To ensure correct LOS intersection and reach enough accuracy for large ranges with dual scanning lidar setup, we recommend calculating the required azimuth and elevation angles for each LOS based on the target location and the two lidars’ coordinates. You will also need to configure these angles in the lidar Windforge software and ensure the accurate pointing of the two lidars toward the target. For the latter, we perform a hard target calibration on site to minimize the beams’ alignment uncertainty and hence improve the pointing accuracy. Thanks to the pulsed lidar technology, the probe length is constant with distance.
How much area would be required for complete dual lidar set up including power supply system (PV panels & battery system)?
To ensure correct and safe environment for the dual lidar set up, the WindCube Scan footprint should be taken into consideration. One lidar’s footprint is approximately 1.05x0.85m and one-meter free space around the system is recommended for ease of operation and maintenance, so the minimum recommended installation space is 3.05x2.85m for one lidar setup. WindCube Scan normally isn’t powered using PV panels and battery system because of the high-power consumption of the system (1.6kW). Therefore, we recommend to consider a suitable location to deliver power supply and safety for their particular deployments. The WindCube Scan flexibility allows finding multiple suitable locations to achieve the targeted measurement campaign.

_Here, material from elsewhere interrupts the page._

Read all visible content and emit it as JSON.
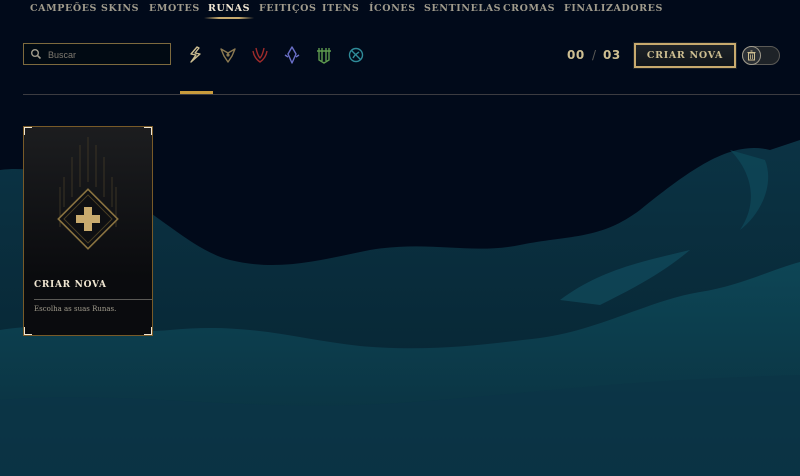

How much and in what way do water droplets (fog & rain) and dust particles influence the quality of the measurements, and do you have a way of discriminating between these different types of aerosols?
Fog, rain, or dust particles will impact the radial wind measurement and the CNR signal shape; when very dense, they will block the laser signal and limit the range of the measurement. WindCube Scan can provide the relative backscatter data which could be used to identify zones of dense aerosol content (fog and dust particles). However, it is not directly possible to distinguish between the types of aerosols only with the WindCube Scan. A combination of suitable sensors (some can be provided by Vaisala) is possible to achieve this discrimination. How long does it take to process the data, i.e., do you give live results or are there some minutes, hours or days of processing time? Radial measurement data of scanning lidar is given in real time. A post-processing tool is used to reconstruct the dual lidar data, and it takes only a few hours to process several months of radial measurement data. Leosphere, a Vaisala company, performs this post-processing in-house and adds a further quality control layer after the data processing is complete. It is recommended to process data regularly, for instance on a monthly basis.
How would you consider the time resolution in the calculation of the horizontal wind speed with two lidars when PPIs are used instead of fixed points?
Dual lidar post-processing reconstruction service is based on LOS intersecting scans and not on PPIs, to avoid the assumption made in the question.
How many commercial campaigns for WRA (not counting R&D, global blockage) were carried using the dual lidar setup?
We are certainly not aware of all commercial WRA campaigns performed or ongoing with WindCube Scan Dual Lidar ready solution, but, for a couple of years now, we do see a growing request for lidars to be used in offshore-from-the-shore WRA campaigns thanks to the current trend of nearshore wind development in certain parts of the world, for instance in Asia.
Are the dual scanning lidar measurements currently accepted by the banks and investors?
We see growing acceptance in Asia, and more procedures are being matured, for instance by DNV or in Japan, to achieve traceability of measurements and calculation of measurement uncertainties.
For more information on the dual lidar setup and possible application and campaign considerations, contact Leosphere, a Vaisala company.